1 School of Education, Leisure and Sport Studies, Liverpool John Moores University, Liverpool, UK; 2 Research Institute for Sport and Exercise Sciences, Liverpool John Moores University, liverpool, UK; 3 Medical and Exercise Science Department, Wolverhampton Wanderers Football Club, Wolverhampton, UK; 4 Huddersfield Town Football Club Training Centre, Huddersfield, UK
BACKGROUND: There are no data describing the acute hormonal responses to concurrent- training programmes in youth elite soccer players. Therefore, the aim of this study was to describe the total testosterone (T), cortisol (C), and growth hormone (hGH) responses during two same-day concurrent-training (CT) trials in elite soccer players.
METHODS: n=13 youth elite players (age: 17.0±0.2 yrs; height, 1.80±0.07 m; body mass, 73.1±5.7 kg; VO2 max, 64.4±4.8ml-1.kg-1.min-1) from an English premier league soccer club completed two CT trials. ‘Trial 1’ (CT1); E (10.30h) followed by S (14.00h) and Trial 2 (CT2); strength-training (S) 09.00h followed by a soccer-specific endurance-training session (E) at 10.30h. Venous blood samples were collected at 5 time-points around training and food intake (T1; 08.00h, T2; 09.45h, T3; 12.30h, T4; 13.45h and T5; 15.15h) and analysed for T (nmol/L) and C (nmol/L) and hGH (ug/L).

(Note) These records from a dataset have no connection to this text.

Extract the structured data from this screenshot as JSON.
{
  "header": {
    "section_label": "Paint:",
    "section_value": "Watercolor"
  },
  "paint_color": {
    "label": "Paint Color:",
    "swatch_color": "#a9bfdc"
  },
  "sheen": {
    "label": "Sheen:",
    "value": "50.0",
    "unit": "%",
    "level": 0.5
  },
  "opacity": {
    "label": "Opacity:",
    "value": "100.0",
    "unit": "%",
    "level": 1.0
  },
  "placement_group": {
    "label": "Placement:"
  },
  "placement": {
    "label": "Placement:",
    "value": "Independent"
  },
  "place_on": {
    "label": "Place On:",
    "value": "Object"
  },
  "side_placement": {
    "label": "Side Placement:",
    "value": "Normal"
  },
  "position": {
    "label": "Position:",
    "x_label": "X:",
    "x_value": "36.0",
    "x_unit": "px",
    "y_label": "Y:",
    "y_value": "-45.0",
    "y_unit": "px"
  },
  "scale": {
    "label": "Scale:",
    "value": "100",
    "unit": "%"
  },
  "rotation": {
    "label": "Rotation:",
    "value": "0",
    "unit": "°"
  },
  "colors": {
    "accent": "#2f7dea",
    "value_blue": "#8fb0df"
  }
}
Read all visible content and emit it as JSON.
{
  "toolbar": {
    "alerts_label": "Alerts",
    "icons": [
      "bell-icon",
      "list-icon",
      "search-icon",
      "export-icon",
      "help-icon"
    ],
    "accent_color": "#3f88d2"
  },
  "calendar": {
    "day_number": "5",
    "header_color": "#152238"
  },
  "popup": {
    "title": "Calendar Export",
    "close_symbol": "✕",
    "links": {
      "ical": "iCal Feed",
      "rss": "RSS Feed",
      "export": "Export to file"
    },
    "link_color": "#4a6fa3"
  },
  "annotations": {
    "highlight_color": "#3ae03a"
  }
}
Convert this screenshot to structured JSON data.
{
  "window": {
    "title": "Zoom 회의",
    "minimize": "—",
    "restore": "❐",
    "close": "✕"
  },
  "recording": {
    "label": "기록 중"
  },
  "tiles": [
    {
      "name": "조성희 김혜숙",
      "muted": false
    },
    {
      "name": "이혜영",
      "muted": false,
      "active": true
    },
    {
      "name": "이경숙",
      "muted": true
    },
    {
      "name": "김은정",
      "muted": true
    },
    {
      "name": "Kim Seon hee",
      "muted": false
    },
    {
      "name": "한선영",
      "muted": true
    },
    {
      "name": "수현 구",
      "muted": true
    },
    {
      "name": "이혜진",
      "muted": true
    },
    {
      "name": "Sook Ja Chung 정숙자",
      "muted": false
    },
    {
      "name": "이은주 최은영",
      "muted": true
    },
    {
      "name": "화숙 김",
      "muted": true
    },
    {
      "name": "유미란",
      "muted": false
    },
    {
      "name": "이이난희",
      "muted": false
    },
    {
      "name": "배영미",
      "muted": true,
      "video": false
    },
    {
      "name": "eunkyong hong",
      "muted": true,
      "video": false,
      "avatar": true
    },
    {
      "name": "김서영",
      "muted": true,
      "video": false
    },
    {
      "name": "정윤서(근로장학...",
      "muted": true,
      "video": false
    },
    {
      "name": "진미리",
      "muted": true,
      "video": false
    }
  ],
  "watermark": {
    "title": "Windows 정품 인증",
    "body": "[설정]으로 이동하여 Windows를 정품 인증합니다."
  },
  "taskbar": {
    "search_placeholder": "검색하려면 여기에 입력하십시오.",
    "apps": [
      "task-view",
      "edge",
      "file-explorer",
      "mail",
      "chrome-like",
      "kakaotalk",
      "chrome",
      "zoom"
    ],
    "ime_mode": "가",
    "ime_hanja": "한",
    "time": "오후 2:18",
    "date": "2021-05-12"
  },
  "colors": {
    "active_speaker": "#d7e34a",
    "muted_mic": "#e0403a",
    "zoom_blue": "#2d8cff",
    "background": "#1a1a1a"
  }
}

RESULTS: There was no main effects found between exercise conditions for any hormones (T; P=0.22, C; P=0.07, hGH; P=0.21). Effect size analysis revealed a moderate effect for T at T3 (ES=0.63, CT1; 18.4±3.8, CT2; 15.7±4.7 nmol/L-1). A moderate effect for T area under the curve (AUC) was observed between conditions (CT1; 300±76 versus CT2; 244 ± 81 [AU]; ES=0.71). A moderate effect was apparent for C concentrations T4 in (ES=-0.95, CT1; 230±69, CT2; 314±105 nmol/L-1). Moderate effect sizes were observed at T3 and T4 (ES=0.82, CT1; 1.28±1.17, CT2; 0.47±0.75, ES=0.72, CT1; 0.11±0.05, CT2; 0.07±0.06 ug/L-1 respectively). A moderate effect for hGH AUC was observed between trials (CT1; 14±11 versus CT2; 5±9; [AU], ES=-1.08).
CONCLUSIONS: The organisation of the concurrent-training protocols used in this study has a negligible impact upon the acute T, C and hGH in youth elite soccer players.
KEY WORDS: Soccer - Endocrinology - Resistance-training - Endurance-training - Concurrent-training - Youth